Exercise instructions: Among the lines of the material below, count those holding "grid". Report the number by itself.

Supplied material:

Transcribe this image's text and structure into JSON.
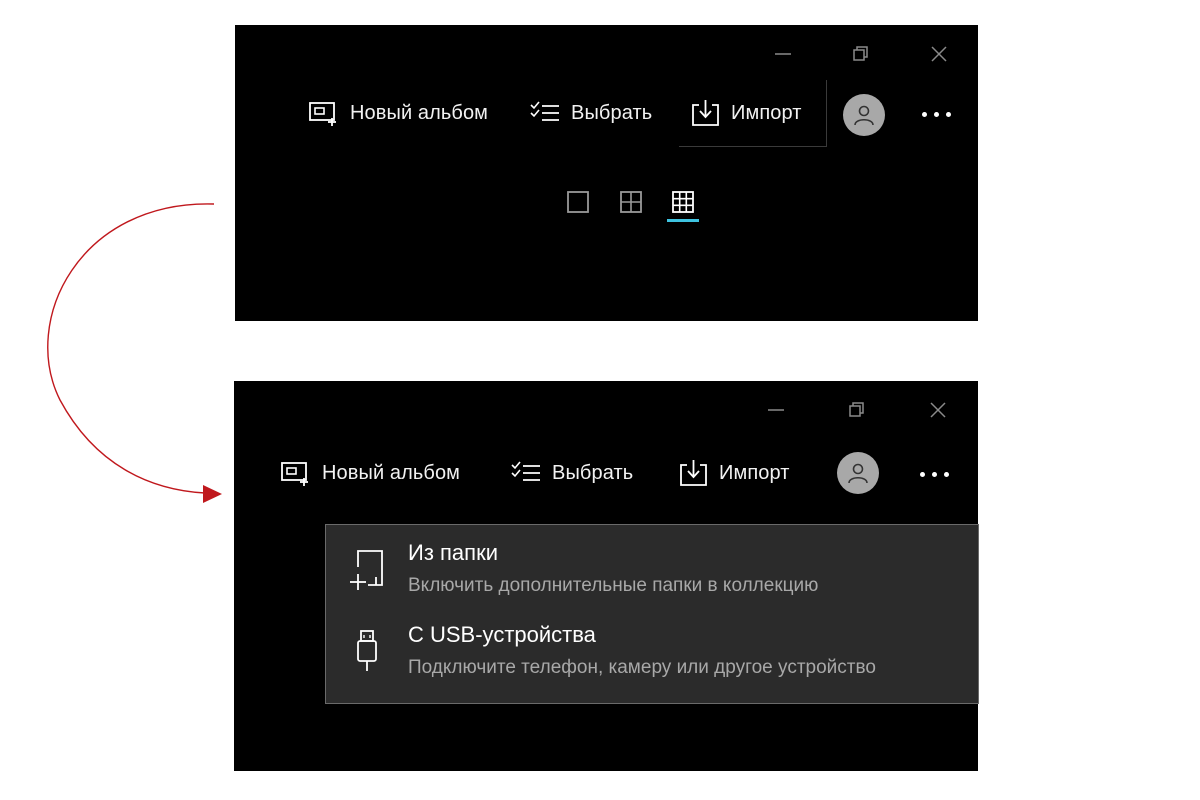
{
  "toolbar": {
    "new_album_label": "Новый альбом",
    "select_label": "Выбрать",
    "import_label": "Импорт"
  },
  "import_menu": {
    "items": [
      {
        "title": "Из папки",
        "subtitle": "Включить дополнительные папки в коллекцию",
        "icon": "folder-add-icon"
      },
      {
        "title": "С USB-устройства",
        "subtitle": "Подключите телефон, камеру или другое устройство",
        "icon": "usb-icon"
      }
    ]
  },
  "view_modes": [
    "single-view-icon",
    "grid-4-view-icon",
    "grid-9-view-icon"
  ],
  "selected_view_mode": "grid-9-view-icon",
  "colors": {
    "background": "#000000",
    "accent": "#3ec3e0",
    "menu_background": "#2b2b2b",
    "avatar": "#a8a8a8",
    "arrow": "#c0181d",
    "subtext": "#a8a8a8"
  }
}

Exercise solution: 3